The lawsuit was filed by 117 workers led by Jennifer Bridges, a nurse at Houston Methodist's Baytown hospital who declined the vaccine because she considers it experimental and dangerous. The judge disagreed, writing: "This claim is false, and it is also irrelevant."

Learning of the dismissal from USA TODAY, Bridges vowed not to give up. She has initiated a change.org petition that as of Saturday had drawn more than 9,000 signatures and a GoFundMe to pay for the lawsuit that has raised $130,000.

"This doesn't surprise me," she said. "Methodist is a very large company, and they are pretty well-protected in a lot of areas. We knew this was going to be a huge fight, and we are prepared to fight it."

The lawsuit claimed federal law prohibits employees from being required to get vaccinated without full U.S. Food and Drug Administration approval of the vaccines. The FDA has authorized the Moderna, Pfizer and Johnson & Johnson vaccines under a special provision for emergencies.

The judge dismissed that argument as well, saying that law does not apply to private employers. He also dismissed an argument that anyone who gets the vaccine is effectively a human subject in an experimental trial. 

"The hospital's employees are not participants in a human trial," he wrote. "They are licensed doctors, nurses, medical technician, and staff members. The hospital has not applied to test the COVID-19 vaccines on its employees."

The lawsuit was filed in Texas state court but was moved to federal court at Houston Methodist's request. The federal judge ruled Saturday that Texas state law protects workers from being fired only if they are forced to commit a crime.

David Heath is a reporter on the USA TODAY national investigations team.
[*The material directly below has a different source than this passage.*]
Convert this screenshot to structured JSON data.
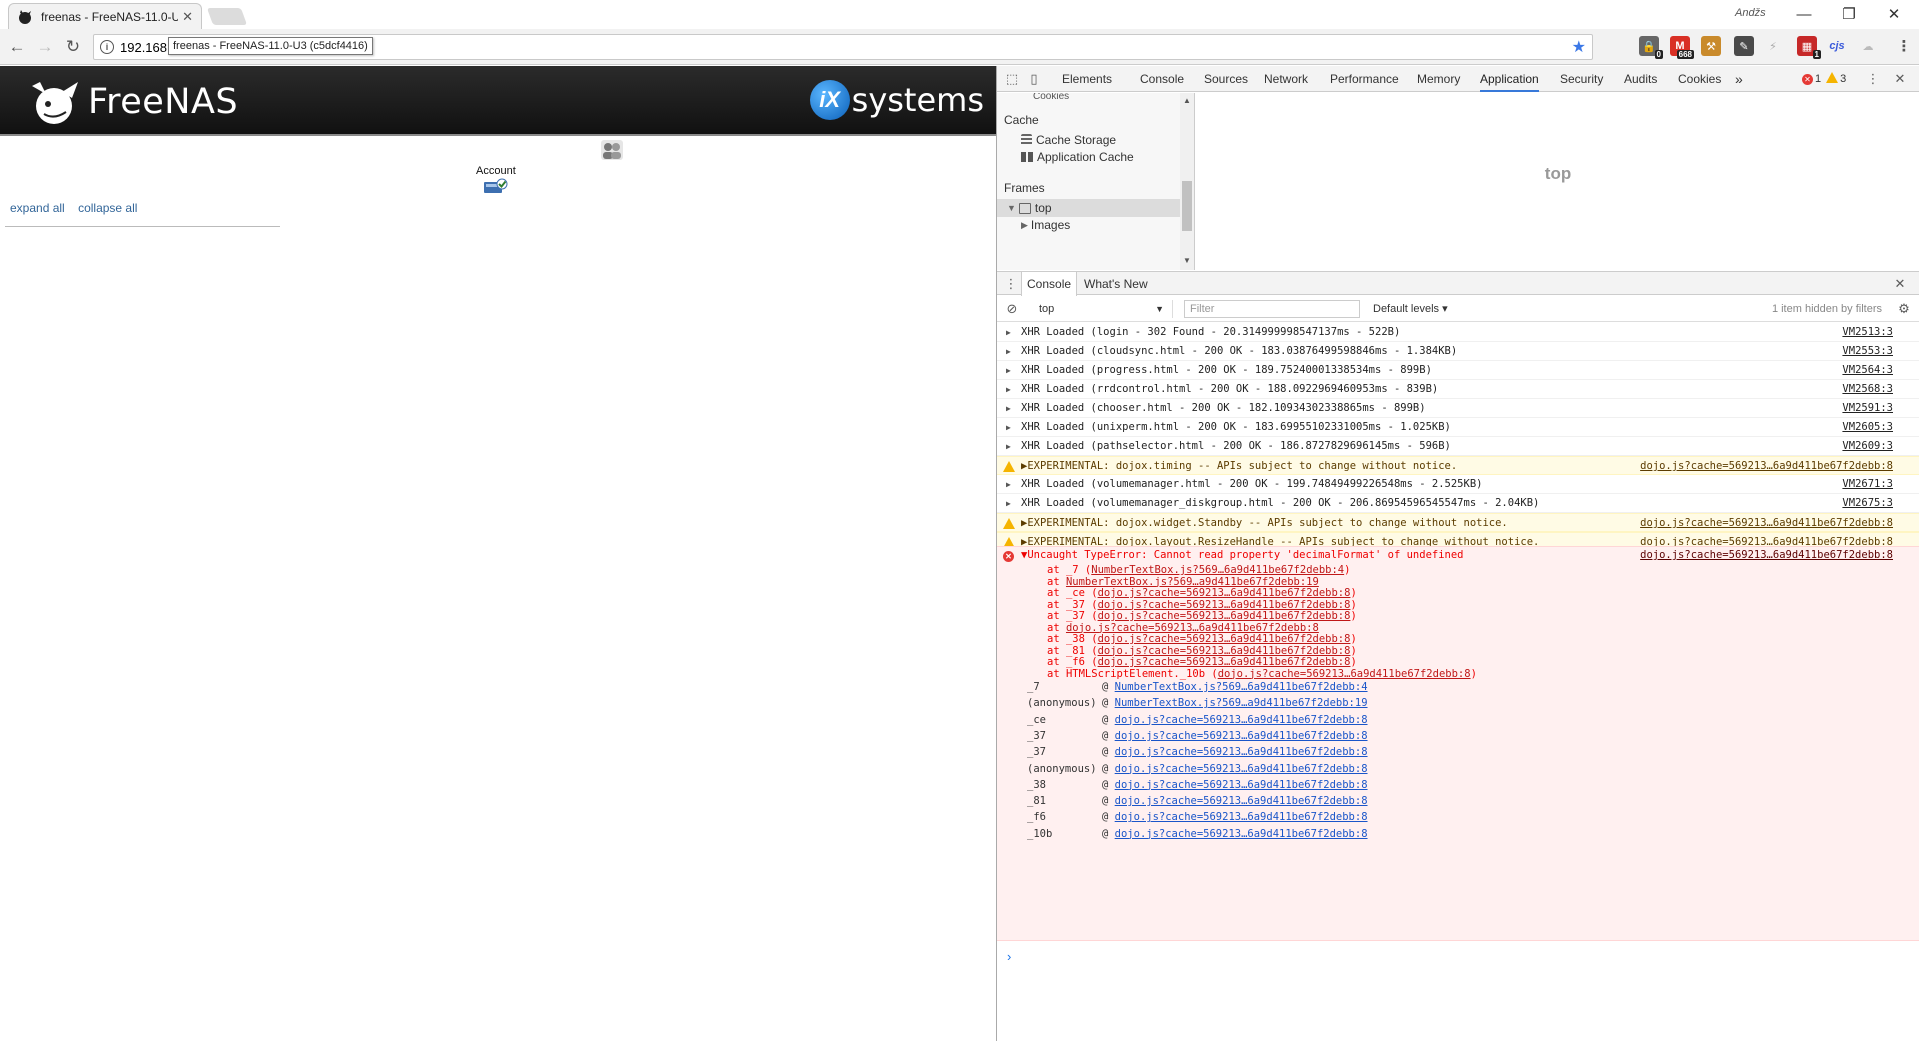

Contact him at dheath@usatoday.com or @davidhth, or on Signal at (240) 630-1962.

This article originally appeared on USA TODAY: Lawsuit from vaccine resisters at Houston hospital dismissed by judge